Rheumatoid arthritis (RA) is a chronic systemic disorder that strikes approximately 1% of the world's population.1,2 The onset is usually at a young age (15-45 years), and occurs more frequently in women than in men.3 The exact etiology of RA is not well understood, and the factors that initiate the inflammatory process are unknown, but it is clearly an autoimmune disease involving T-lymphocytes, B-lymphocytes, macrophages, and cytokines.3 The body's immune cells are unable to differentiate between self and nonself, and begin to target the joint tissue. T-lymphocytes produce proinflammatory cytokines and produce cytotoxic substances that lead to the erosion of bone and cartilage. Activated B-lymphocytes produce plasma cells, which form antibodies that attack joint tissues. Macrophages begin to release prostaglandins and cytotoxins to cause further injury and inflammation.3
RA is classically characterized by the presence of chronic inflammation and symmetric erosive synovitis, leading to joint deterioration and deformity. Early in the disease course, patients may develop vague, generalized symptoms such as fatigue, malaise, diffuse musculoskeletal pain, and morning stiffness in joints that lasts for longer than 30 minutes.4 In the majority of cases, these symptoms develop insidiously over weeks to months.4 The small joints of the hands, wrists, and feet are most likely to be involved and may appear swollen and feel warm to the touch. At later stages, joints of the fingers may become deformed because of the erosive effect of the disease on bones, tendons, and ligaments. RA patients occasionally have extra-articular involvement associated with their disease such as vasculitis, Sjögren, rheumatoid nodules, and pulmonary or cardiac complications.3
There are no specific laboratory tests that establish a diagnosis of RA, but several tests suggest the diagnosis.4 About 60% to 70% of RA patients will test positive for rheumatoid factor (RF), and approximately 25% of patients will test positive for antinuclear antibody (ANA). Erythrocyte sedimentation rates and C-reactive protein (CRP) levels may also be elevated, although these are nonspecific markers of inflammation. A complete blood count (CBC) may reveal anemia of chronic disease or thrombocytopenia.3

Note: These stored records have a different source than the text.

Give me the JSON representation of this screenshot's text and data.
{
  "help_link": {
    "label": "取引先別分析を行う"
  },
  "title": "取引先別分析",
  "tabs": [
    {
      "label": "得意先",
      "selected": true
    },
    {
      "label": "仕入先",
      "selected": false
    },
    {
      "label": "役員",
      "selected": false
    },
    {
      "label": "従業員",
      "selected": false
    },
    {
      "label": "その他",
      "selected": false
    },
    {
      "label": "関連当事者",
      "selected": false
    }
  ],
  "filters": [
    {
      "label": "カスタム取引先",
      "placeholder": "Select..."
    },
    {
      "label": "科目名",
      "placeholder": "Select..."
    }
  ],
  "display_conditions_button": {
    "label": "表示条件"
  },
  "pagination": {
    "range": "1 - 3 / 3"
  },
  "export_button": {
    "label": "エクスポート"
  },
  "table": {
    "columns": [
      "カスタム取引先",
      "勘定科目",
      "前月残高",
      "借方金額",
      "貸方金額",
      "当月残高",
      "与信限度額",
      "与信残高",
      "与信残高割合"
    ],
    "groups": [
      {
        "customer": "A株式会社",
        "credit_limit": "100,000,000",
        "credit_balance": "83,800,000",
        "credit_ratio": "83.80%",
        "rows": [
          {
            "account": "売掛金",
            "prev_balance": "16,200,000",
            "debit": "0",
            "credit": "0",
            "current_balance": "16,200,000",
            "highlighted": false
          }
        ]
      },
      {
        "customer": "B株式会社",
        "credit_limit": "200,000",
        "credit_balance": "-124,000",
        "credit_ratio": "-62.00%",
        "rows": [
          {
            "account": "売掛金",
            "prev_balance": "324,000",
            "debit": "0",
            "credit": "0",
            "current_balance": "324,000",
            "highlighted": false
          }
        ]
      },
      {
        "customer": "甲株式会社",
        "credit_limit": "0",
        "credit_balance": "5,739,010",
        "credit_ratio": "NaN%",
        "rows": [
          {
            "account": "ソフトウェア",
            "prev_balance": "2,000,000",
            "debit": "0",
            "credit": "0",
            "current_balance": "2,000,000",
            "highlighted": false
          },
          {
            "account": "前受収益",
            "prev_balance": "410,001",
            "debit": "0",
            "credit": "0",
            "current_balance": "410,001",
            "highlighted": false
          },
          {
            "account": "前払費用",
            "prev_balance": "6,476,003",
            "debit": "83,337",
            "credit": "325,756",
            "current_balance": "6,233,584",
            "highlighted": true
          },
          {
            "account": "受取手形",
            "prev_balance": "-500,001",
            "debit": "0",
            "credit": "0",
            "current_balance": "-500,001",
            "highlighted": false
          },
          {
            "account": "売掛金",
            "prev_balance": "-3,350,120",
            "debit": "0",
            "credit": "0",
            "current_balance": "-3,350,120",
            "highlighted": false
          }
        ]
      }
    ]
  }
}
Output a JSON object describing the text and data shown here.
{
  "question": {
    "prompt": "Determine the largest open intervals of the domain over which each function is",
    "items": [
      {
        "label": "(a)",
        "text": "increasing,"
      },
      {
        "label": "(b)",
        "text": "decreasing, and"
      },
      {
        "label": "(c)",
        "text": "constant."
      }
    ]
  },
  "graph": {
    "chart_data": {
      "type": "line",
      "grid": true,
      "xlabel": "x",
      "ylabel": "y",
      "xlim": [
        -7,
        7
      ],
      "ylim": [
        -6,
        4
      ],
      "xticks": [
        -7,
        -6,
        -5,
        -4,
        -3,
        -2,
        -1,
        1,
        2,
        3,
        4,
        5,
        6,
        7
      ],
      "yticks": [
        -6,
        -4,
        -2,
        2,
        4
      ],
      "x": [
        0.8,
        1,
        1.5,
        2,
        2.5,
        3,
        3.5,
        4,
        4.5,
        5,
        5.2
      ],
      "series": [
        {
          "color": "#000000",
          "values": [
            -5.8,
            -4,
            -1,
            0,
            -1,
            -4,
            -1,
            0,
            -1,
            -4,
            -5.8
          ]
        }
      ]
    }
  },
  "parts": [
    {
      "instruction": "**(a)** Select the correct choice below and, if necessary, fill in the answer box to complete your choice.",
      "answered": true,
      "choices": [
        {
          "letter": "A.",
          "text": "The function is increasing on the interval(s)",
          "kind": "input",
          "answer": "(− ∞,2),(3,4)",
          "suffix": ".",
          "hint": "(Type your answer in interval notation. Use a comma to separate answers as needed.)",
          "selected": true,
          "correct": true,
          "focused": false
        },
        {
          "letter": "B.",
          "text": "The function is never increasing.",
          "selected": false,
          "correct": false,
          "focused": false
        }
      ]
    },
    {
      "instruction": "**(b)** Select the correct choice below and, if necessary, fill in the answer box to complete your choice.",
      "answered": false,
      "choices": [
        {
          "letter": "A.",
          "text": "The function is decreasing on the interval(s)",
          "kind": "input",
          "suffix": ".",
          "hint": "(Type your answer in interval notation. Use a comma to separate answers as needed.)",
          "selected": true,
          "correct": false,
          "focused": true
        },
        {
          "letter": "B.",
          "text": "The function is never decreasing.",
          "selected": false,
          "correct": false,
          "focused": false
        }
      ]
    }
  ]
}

According to the American College of Rheumatology, a diagnosis of RA is made when patients meet four of the following seven criteria for at least 6 weeks: morning stiffness (lasting more than 1 hour), swelling in three or more joint areas, swelling in the hand or wrist joints, symmetrical arthritis, rheumatoid nodules, positive RF, and radiological changes (joint erosions or decalcifications).5
With time, RA can vary in activity and severity among individuals and within the same patient. For this reason is it important to assess disease duration, activity level, and prognostic factors for each patient. Disease duration is classified as "early" if it has persisted for <6 months, "intermediate" if for 6 to 24 months, and "long" if for >24 months. Several validated instruments (the RA Disease Activity Score and Simplified Disease Activity Index, to name two) ...